- Friedman provides a variety of sources that show armor-piercing shell weights ranging from 416.92 to 452.32 kilograms (919.16 to 997.2 lb) and muzzle velocities around 861 m/s (2,820 ft/s).
- Giorgerini, p. 278
- Gardiner & Gray, p. 260
- Giorgerini, pp. 270, 272
- Giorgerini, pp. 272–73, 278
- Preston, p. 179
- Friedman, p. 234
- Giorgerini, pp. 268, 276, 278
- Friedman, pp. 233–34
- Friedman, p. 240
- Giorgerini, pp. 268, 277–78
- Whitley, p. 162
- Giorgerini, p. 271
- Whitley, p. 164
- Garzke & Dulin, p. 379
- Whitley, pp. 162, 164
- Brescia, p. 62
- Whitley, pp. 158, 164–65
- Campbell, p. 324
- Campbell, p. 322
- Whitley, p. 165
- Campbell, p. 343
- Whitley, p. 158
- De Toro, Augusto. "DALLE "LITTORIO" ALLE "IMPERO" - Navi da battaglia, studi e programmi navali in Italia nella seconda metà degli anni Trenta" (PDF). Marina Militare. Retrieved 6 May 2015.
- Silverstone, p. 294
- Silverstone, p. 297
- Silverstone, p. 296
- Halpern, p. 150
- Halpern, pp. 141–42
- Whitley, pp. 165–67
- Whitley, pp. 166–68
- Rohwer, p. 47
- Ireland, p. 64
- Whitley, p. 166
- Woodman, pp. 285–286
- Whitley, pp. 167–68
- Gardiner & Chesneau, p. 284
- Brescia, Maurizio (2012). Mussolini's Navy: A Reference Guide to the Regia Marina 1930–45. Annapolis, Maryland: Naval Institute Press. ISBN 978-1-59114-544-8.
- Campbell, John (1985). Naval Weapons of World War II. Annapolis, Maryland: Naval Institute Press. ISBN 0-87021-459-4.
- Friedman, Norman (2011). Naval Weapons of World War One. Barnsley, South Yorkshire, UK: Seaforth. ISBN 978-1-84832-100-7.
- Gardiner, Robert; Gray, Randal, eds. (1984). Conway's All the World's Fighting Ships: 1906–1921. Annapolis, Maryland: Naval Institute Press. ISBN 0-85177-245-5.
- Gardiner, Robert; Chesneau, Roger, eds. (1980). Conway's All the World's Fighting Ships, 1922–1946. Annapolis, Maryland: Naval Institute Press. ISBN 0-87021-913-8.
- Garzke, William H.; Dulin, Robert O. (1985). Battleships: Axis and Neutral Battleships in World War II. Annapolis, Maryland: Naval Institute Press. ISBN 978-0-87021-101-0.
- Giorgerini, Giorgio (1980). "The Cavour & Duilio Class Battleships". In Roberts, John. Warship IV. London: Conway Maritime Press. pp. 267–79. ISBN 0-85177-205-6.
- Halpern, Paul G. (1995). A Naval History of World War I. Annapolis, Maryland: Naval Institute Press. ISBN 1-55750-352-4.
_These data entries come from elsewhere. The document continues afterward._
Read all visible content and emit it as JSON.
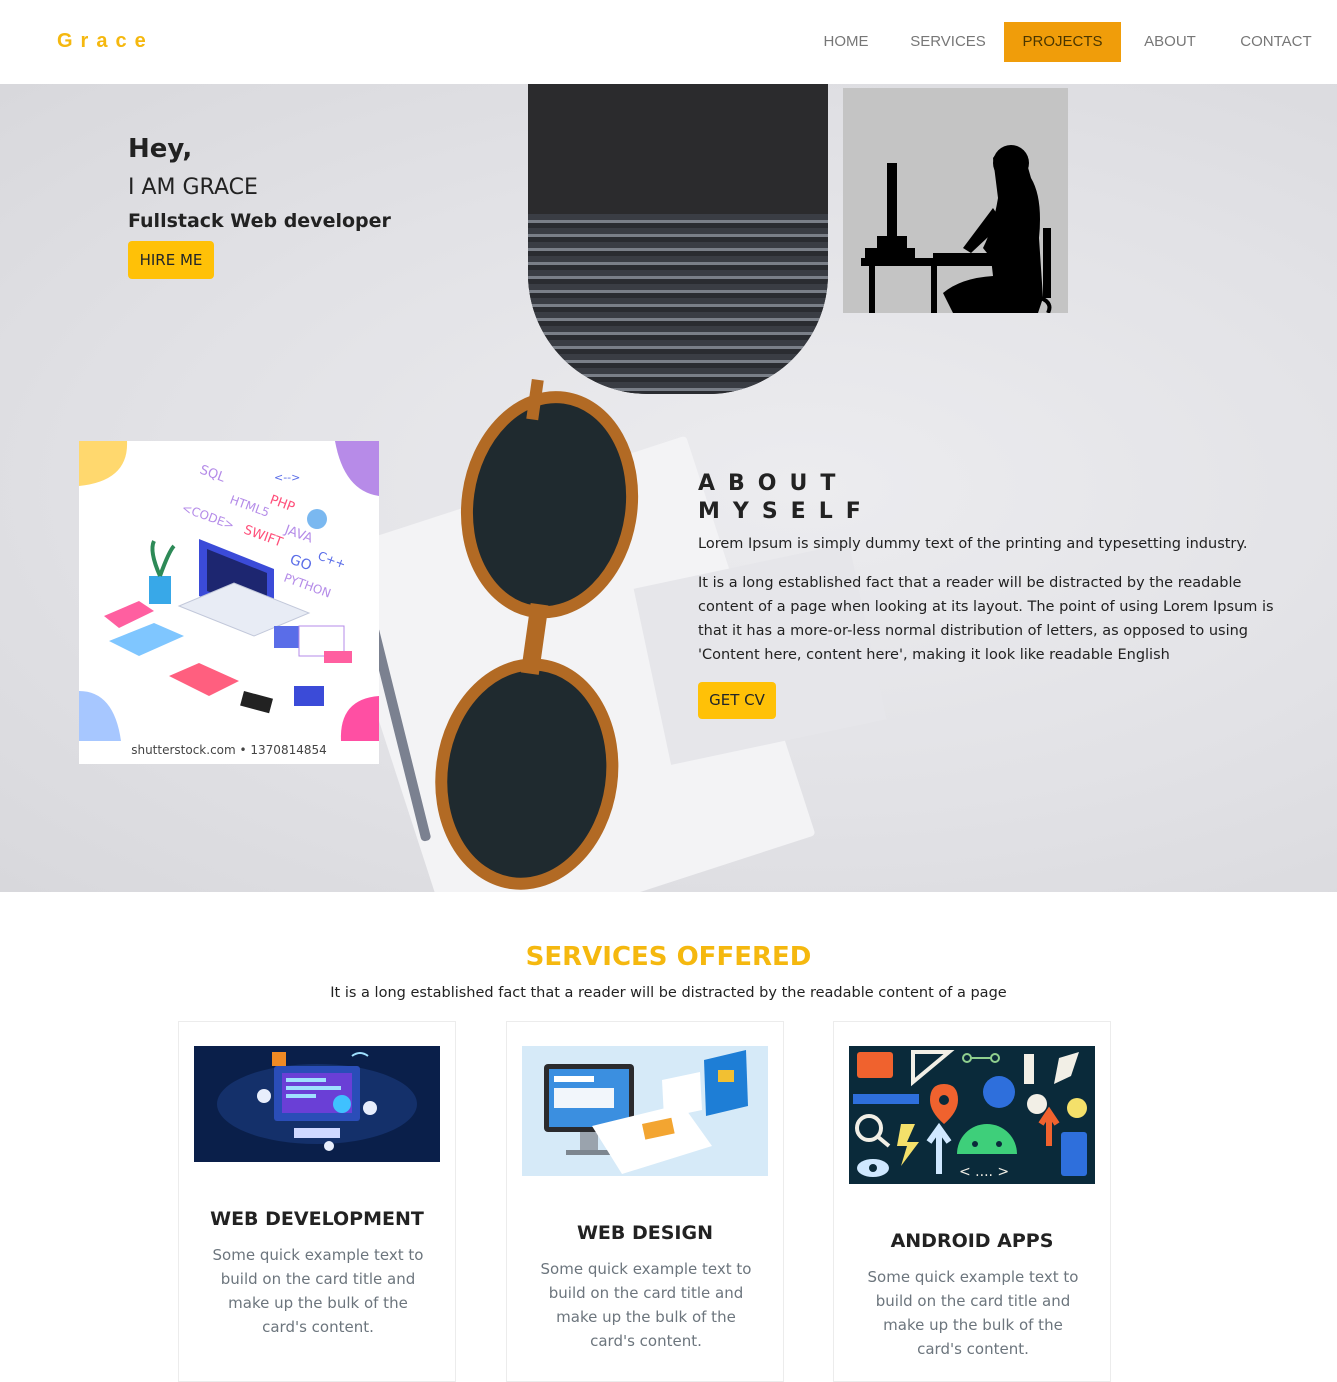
{
  "brand": "Grace",
  "nav": {
    "items": [
      {
        "label": "HOME"
      },
      {
        "label": "SERVICES"
      },
      {
        "label": "PROJECTS",
        "active": true
      },
      {
        "label": "ABOUT"
      },
      {
        "label": "CONTACT"
      }
    ]
  },
  "hero": {
    "greeting": "Hey,",
    "name": "I AM GRACE",
    "role": "Fullstack Web developer",
    "hire_label": "HIRE ME"
  },
  "about": {
    "title_line1": "ABOUT",
    "title_line2": "MYSELF",
    "p1": "Lorem Ipsum is simply dummy text of the printing and typesetting industry.",
    "p2": "It is a long established fact that a reader will be distracted by the readable content of a page when looking at its layout. The point of using Lorem Ipsum is that it has a more-or-less normal distribution of letters, as opposed to using 'Content here, content here', making it look like readable English",
    "cv_label": "GET CV",
    "image_caption": "shutterstock.com • 1370814854",
    "code_words": [
      "SQL",
      "PHP",
      "<-->",
      "HTML5",
      "<CODE>",
      "SWIFT",
      "JAVA",
      "C++",
      "GO",
      "PYTHON"
    ]
  },
  "services": {
    "title": "SERVICES OFFERED",
    "subtitle": "It is a long established fact that a reader will be distracted by the readable content of a page",
    "cards": [
      {
        "title": "WEB DEVELOPMENT",
        "text": "Some quick example text to build on the card title and make up the bulk of the card's content."
      },
      {
        "title": "WEB DESIGN",
        "text": "Some quick example text to build on the card title and make up the bulk of the card's content."
      },
      {
        "title": "ANDROID APPS",
        "text": "Some quick example text to build on the card title and make up the bulk of the card's content."
      }
    ]
  },
  "colors": {
    "accent": "#f5b80f",
    "button_yellow": "#ffc107",
    "nav_active": "#f09d0a"
  }
}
- Ireland, Bernard (2004). War in the Mediterranean 1940–1943. Annapolis, Maryland: Naval Institute Press. ISBN 1-84415-047-X.
- Preston, Antony (1972). Battleships of World War I: An Illustrated Encyclopedia of the Battleships of All Nations 1914–1918. New York: Galahad Books. ISBN 0-88365-300-1.
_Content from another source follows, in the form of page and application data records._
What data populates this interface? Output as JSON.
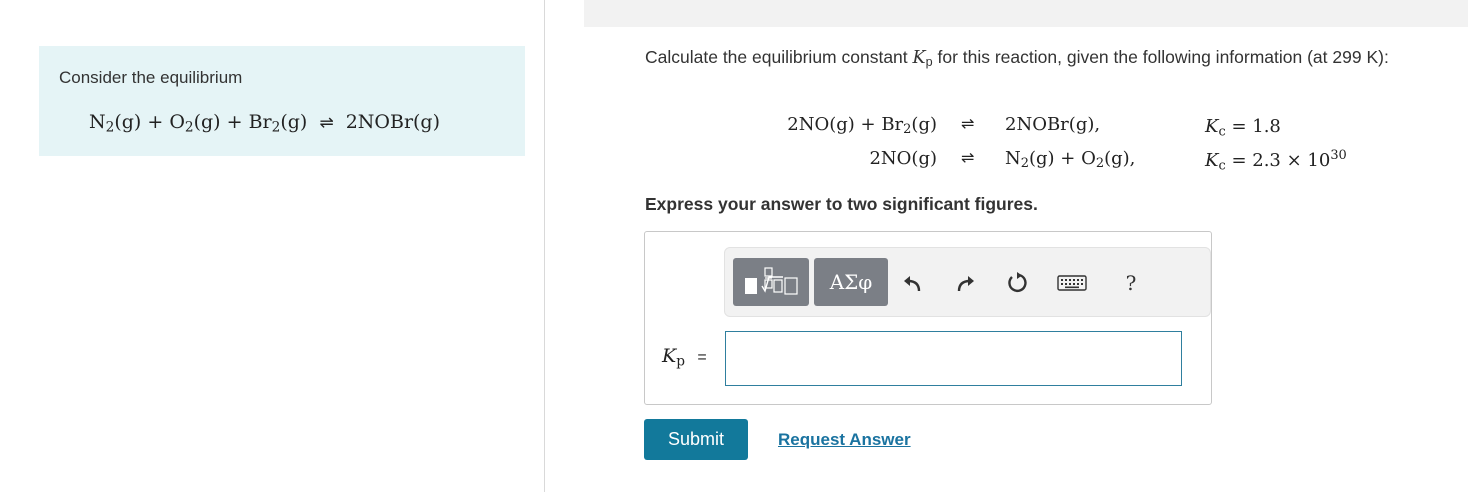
{
  "intro": {
    "text": "Consider the equilibrium",
    "eq_part1": "N",
    "eq_part2": "2",
    "eq_part3": "(g) + O",
    "eq_part4": "2",
    "eq_part5": "(g) + Br",
    "eq_part6": "2",
    "eq_part7": "(g)",
    "eq_arrow": "⇌",
    "eq_product": "2NOBr(g)"
  },
  "question": {
    "pre": "Calculate the equilibrium constant ",
    "k_symbol": "K",
    "k_sub": "p",
    "post": " for this reaction, given the following information (at 299 K):"
  },
  "reactions": [
    {
      "left": "2NO(g) + Br",
      "left_sub": "2",
      "left_tail": "(g)",
      "arrow": "⇌",
      "right": "2NOBr(g),",
      "k_symbol": "K",
      "k_sub": "c",
      "k_value": " = 1.8",
      "k_exp": ""
    },
    {
      "left": "2NO(g)",
      "left_sub": "",
      "left_tail": "",
      "arrow": "⇌",
      "right_a": "N",
      "right_b": "2",
      "right_c": "(g) + O",
      "right_d": "2",
      "right_e": "(g),",
      "k_symbol": "K",
      "k_sub": "c",
      "k_value": " = 2.3 × 10",
      "k_exp": "30"
    }
  ],
  "instruction": "Express your answer to two significant figures.",
  "toolbar": {
    "templates_icon": "templates-icon",
    "symbols_label": "ΑΣφ",
    "undo_icon": "undo-icon",
    "redo_icon": "redo-icon",
    "reset_icon": "reset-icon",
    "keyboard_icon": "keyboard-icon",
    "help_label": "?"
  },
  "answer": {
    "label_symbol": "K",
    "label_sub": "p",
    "label_eq": " =",
    "value": ""
  },
  "actions": {
    "submit": "Submit",
    "request": "Request Answer"
  },
  "colors": {
    "intro_bg": "#e5f4f6",
    "submit_bg": "#12799b",
    "link": "#1a73a0",
    "input_border": "#2f7f9e"
  }
}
- Rohwer, Jürgen (2005). Chronology of the War at Sea 1939–1945: The Naval History of World War Two (Third Revised ed.). Annapolis, Maryland: Naval Institute Press. ISBN 1-59114-119-2.
- Silverstone, Paul H. (1984). Directory of the World's Capital Ships. New York: Hippocrene Books. ISBN 0-88254-979-0.
- Whitley, M. J. (1998). Battleships of World War II. Annapolis, Maryland: Naval Institute Press. ISBN 1-55750-184-X.
- Woodman, Richard (2000). Malta Convoys 1940-1943. London: John Murray. ISBN 0-7195-6408-5.
- Cernuschi, Ernesto; O'Hara, Vincent P. (2010). "Taranto: The Raid and the Aftermath". In Jordan, John. Warship 2010. London: Conway. pp. 77–95. ISBN 978-1-84486-110-1.
- Fraccaroli, Aldo (1970). Italian Warships of World War I. London: Ian Allan. ISBN 978-0-7110-0105-3.
- Stille, Mark (2011). Italian Battleships of World War II. Oxford, UK: Osprey Publishing. ISBN 978-1-84908-831-2.
- Media related to Andrea Doria-class battleship at Wikimedia Commons